Your result will be the set of lines with "School", copied from the material below.

-.-.-

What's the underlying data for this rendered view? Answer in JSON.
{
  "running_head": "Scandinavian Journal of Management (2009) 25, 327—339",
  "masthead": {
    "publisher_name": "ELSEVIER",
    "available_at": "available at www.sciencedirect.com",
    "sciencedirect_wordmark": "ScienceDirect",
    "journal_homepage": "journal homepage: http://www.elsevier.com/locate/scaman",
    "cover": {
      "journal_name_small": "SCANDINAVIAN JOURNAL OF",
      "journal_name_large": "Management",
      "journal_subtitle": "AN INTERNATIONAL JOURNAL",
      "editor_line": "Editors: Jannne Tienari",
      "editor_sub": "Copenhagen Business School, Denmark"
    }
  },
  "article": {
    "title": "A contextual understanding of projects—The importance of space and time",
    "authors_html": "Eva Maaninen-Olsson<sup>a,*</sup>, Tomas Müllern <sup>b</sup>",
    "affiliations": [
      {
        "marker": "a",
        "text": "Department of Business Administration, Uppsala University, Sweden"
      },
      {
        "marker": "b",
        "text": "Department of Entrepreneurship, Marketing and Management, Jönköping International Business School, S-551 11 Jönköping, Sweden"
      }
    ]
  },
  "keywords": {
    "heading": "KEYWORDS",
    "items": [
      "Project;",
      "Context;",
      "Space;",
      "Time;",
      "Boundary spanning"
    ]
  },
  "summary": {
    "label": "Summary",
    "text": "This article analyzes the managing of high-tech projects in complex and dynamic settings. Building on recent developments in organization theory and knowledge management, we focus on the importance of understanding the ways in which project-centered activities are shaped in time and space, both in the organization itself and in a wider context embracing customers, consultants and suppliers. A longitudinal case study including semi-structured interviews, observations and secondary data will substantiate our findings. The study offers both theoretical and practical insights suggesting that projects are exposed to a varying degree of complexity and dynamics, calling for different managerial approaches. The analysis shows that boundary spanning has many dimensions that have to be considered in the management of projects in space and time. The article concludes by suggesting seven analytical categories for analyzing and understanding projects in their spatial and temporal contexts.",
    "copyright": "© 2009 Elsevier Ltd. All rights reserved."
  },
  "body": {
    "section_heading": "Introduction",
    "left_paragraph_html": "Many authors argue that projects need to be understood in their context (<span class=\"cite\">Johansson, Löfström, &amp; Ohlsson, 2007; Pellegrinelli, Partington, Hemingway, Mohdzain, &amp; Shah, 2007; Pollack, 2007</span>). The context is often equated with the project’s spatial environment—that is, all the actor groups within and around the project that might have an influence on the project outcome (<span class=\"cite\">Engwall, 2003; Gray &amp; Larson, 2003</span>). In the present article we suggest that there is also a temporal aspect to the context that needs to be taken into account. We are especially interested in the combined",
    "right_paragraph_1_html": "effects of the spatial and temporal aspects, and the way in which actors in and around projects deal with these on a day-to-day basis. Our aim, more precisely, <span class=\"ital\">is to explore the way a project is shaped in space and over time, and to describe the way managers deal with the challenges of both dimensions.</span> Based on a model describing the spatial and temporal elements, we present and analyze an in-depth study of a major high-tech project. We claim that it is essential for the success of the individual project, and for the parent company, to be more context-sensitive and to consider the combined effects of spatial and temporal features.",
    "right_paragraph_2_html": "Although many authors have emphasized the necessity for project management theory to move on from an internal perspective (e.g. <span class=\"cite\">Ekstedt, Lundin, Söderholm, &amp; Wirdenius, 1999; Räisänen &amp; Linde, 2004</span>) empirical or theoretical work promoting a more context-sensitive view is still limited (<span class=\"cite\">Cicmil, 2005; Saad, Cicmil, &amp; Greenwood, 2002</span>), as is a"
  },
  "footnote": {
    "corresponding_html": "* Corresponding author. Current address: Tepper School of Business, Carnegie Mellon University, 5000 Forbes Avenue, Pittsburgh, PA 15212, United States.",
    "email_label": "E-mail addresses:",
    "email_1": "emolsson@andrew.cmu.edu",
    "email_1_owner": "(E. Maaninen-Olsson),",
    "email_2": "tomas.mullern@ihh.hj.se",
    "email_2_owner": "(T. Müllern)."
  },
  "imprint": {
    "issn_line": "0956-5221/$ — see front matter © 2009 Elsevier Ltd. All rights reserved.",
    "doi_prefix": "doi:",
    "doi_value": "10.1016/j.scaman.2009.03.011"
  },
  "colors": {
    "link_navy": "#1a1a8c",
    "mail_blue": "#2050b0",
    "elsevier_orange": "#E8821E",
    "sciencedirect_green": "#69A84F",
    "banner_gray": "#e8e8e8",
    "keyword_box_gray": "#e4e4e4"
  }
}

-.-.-

## Answer area
      "editor_sub": "Copenhagen Business School, Denmark"
        "text": "Department of Entrepreneurship, Marketing and Management, Jönköping International Business School, S-551 11 Jönköping, Sweden"
    "corresponding_html": "* Corresponding author. Current address: Tepper School of Business, Carnegie Mellon University, 5000 Forbes Avenue, Pittsburgh, PA 15212, United States.",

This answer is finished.